Monday, March 18, 2019

"ignorant bastard"

The title of this post was used to describe me at the waterfront in Elizabeth City yesterday.  "Ignorant," yeah, ok, I can kinda see that.  "Bastard," I think not.  The description came from a man who hangs around the boat ramp and felt I needed both is advice and assistance in launching SPARTINA.  It was an easy launch but getting the yawl from the ramp around the corner, backing it into the wind, chop and current, took some effort.  This man had involved himself, uninvited, in my launchings a couple of times over the past year or two, mostly by shouting instructions but also by giving the boat a shove, whether it was needed it or not.  He doesn't seem to pick up on subtle hints in phrases such as "thanks, but I'm fine," "I've got this," or "I can handle this."  Yesterday moving SPARTINA around the corner involved some concentration, muscle and adjustments to the bow and stern lines.  All the while they guy is yelling at me, telling me what I'm doing wrong and how I need to do what he says.  I tuned him out enough to get the boat tied up.  But then he comes up on the dock and makes a move as if to grab the bow line.  I had had enough.  I said "Look, buddy, you've done this to me a couple of times now.  You distract me, confuse me and get in the way, and I don't need it."  Before I was finished he was halfway back to his pickup truck, cursing me all the way.  His final comment was "Why don't you go back to Virginia, you ignorant bastard!"  

I did go back to Virginia, but only after a pleasant sail on the Pasquotank River.  (Driving home I recalled a recent entry in Webb's journal, which I will add at the bottom of this post.)

I did see what appeared to be a snowbird tied up at the docks, the first I have come across this year.  It is a bit early (and still chilly).  The full migration of cruisers should begin in mid-April.

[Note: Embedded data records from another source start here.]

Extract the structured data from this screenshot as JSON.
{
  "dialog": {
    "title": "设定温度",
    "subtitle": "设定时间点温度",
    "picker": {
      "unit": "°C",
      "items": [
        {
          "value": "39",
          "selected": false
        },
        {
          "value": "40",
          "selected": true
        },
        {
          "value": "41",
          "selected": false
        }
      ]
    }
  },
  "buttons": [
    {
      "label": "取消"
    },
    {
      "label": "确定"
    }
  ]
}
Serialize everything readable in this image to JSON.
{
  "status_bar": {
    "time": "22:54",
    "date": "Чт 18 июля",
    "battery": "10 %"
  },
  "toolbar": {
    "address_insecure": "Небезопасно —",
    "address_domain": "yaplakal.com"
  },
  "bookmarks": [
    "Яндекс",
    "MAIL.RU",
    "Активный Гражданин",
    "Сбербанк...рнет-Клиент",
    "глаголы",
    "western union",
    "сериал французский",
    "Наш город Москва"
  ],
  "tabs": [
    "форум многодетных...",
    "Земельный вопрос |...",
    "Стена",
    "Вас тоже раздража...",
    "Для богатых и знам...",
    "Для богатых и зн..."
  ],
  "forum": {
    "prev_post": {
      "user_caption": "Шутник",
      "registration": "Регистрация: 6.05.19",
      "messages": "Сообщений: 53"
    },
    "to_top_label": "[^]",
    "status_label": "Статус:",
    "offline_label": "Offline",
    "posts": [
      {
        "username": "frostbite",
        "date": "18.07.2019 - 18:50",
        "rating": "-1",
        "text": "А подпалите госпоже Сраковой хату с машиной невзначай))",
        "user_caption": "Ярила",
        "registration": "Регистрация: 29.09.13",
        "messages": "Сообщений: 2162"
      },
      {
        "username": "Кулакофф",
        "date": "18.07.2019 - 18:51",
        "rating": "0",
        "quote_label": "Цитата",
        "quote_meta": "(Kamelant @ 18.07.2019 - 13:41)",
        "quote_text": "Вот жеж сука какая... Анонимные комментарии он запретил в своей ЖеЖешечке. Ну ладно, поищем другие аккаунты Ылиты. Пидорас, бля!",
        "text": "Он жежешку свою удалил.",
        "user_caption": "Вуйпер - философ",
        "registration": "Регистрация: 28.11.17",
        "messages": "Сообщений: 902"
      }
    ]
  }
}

Halfway through the sail I heard a shout from the docks.  It was Scoot, my surfing, sailing friend from Hatteras Island.  He was on the waterfront working on his father-in-law's sloop Mary B.  He hopped on for a sail.


    A man, perhaps in his forties or early fifties, came up to me and asked if GANNET is my boat.  I said she is.  He said, “Have you brought her here to race locally?”  I replied no, that I was nearing the end of a circumnavigation with her.
        He said he was circumnavigating too.  Solo.  He stressed the ‘solo’.
        I asked what boat.
        He said he has a Valiant 40 and started in San Francisco.
        He asked my name.
        I told him.
        He shook my hand harder than is customary, perhaps proving something to somebody, and then said, “I am sorry you are an American.  You are an arrogant bastard.”  And walked away.

Which is better?  Ignorant or arrogant?


Jerry said...

Something I notice more and more these days, people just don't mind their own business. I'm afraid it's a vanishing trait..

Unknown said...


Happens all the time. You're having a nice day and then ... people happen.

You are more patient and tolerant than I am. I'm afraid I would have told him f*&! off and mind his own damn business.

It does seem that about half the human race seems intent on telling the other half what they should do.

Steve said...

For the record, I am not opposed to assistance when needed. I have been offered help and accepted with appreciation. At times I have asked for help and received it with kindness. But then again, when I don't need help, I don't need help. Oh well, it was a fine sail regardless. steve

Tom said...

Sunday was indeed a beautiful day, and glad you had a fine sail - despite the idiots. As an "adopted" North Carolinian, I'm happy to see Virginians visiting anytime. South Carolinians, on the other hand.... ;-)

Clark said...

I call them Ramp Rangers. We had one tell us that roller reefing was asinine on our Lugger one day :) Whereas Webb considers it essential on a small boat. We'll go with Webb.

Glad you had a nice sail!

Steve said...

Kents, that is a great name for the know-it-alls on the waterfront. I'll remember that one. Hints of spring up here. Maybe I'll sail without the mango suit soon.